Atlan died in his Paris studio on 12 February 1960. His last paintings were shown in March of that year at the Contemporaries Gallery in New York, with a catalogue text by Clara Malraux. Hommage à Jean-Michel Atlan: Cimaise, April–June 1960.

Rétrospective, Musée National d’Art Moderne, Paris 1963. Catalogue.

Atlan, works in French public collections, Centre Georges Pompidou, Paris, 1980. Catalogue with texts by Atlan and a catalogue of prints and illustrated books. Biography.
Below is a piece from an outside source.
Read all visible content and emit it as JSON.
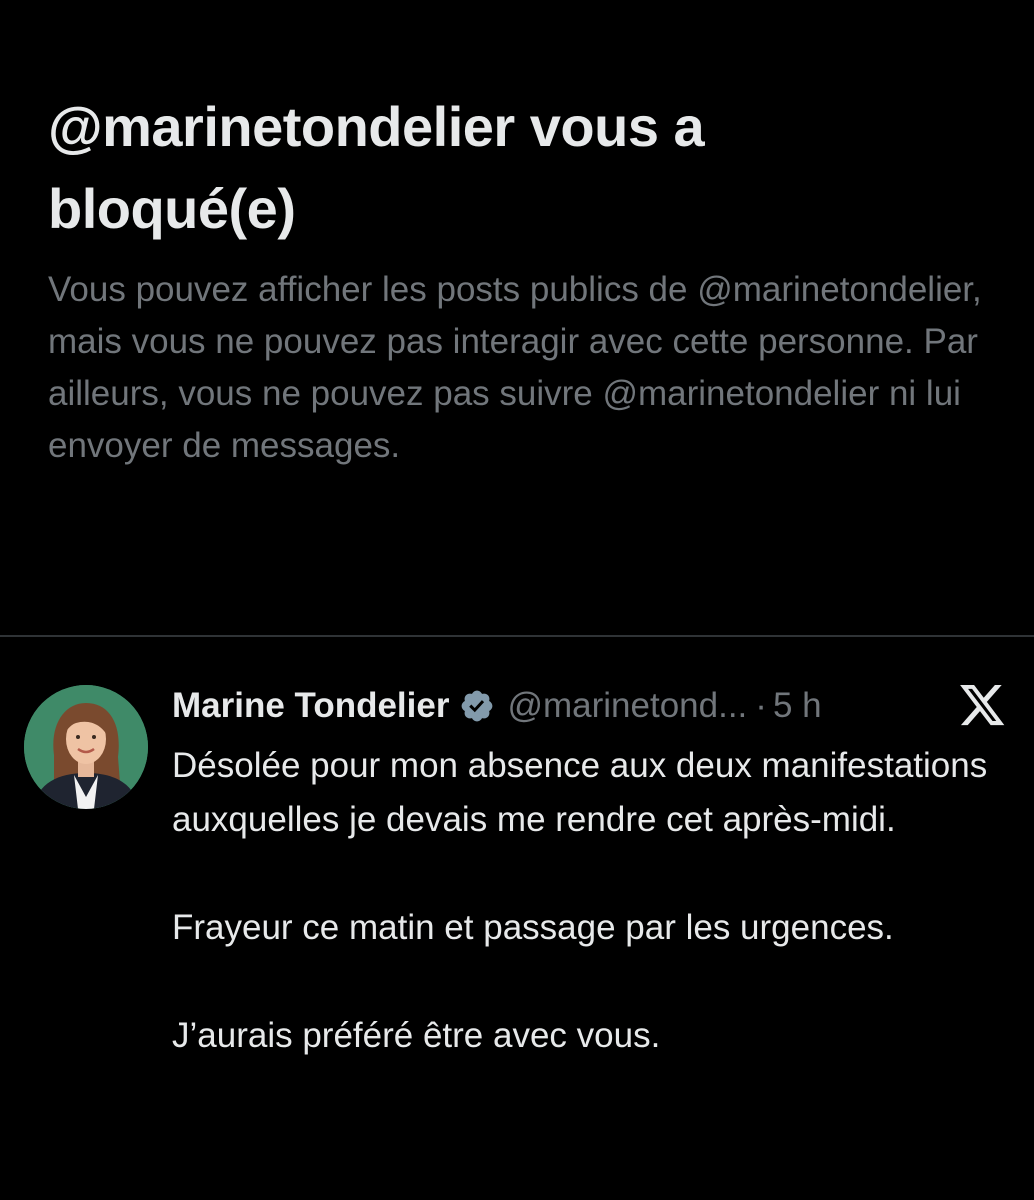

Atlan, premières périodes 1940–1954, Musée des Beaux-Arts, Nantes, 1986. Catalogue. Reprinted 1989.

Atlan. Galerie Enrico Navarra, Paris, 1989. Catalogue, poem by Michel Butor.

The Museums of Antibes, Grenoble, Lille, Lyons; Paris: Centre Georges Pompidou, Musée d’Art Moderne Ville de Paris; Tate Gallery London, Cologne, New York Museum of Modern Art, Tokyo, Haifa, Stuttgart.

  • André Verdet, Atlan, Le Musée de Poche, 1957.
  • Michel Ragon and André Verdet, Jean Atlan, Coll. Les Grands Peintres, Kister, Geneva, 1960.
  • Michel Ragon, Atlan, Le Musée de Poche, Georges Fall, 1962.
  • Bernard Dorival, Atlan, Essai de biographie artistique, P. Tisné, 1962.
  • Michel Ragon, Atlan, Mon ami, Galilée, Paris, 1989.
  • Jacques Polieri et Kenneth White, Atlan, catalogue raisonné de l’œuvre complet. Éditions Gallimard, Milan, 1996.




les artistes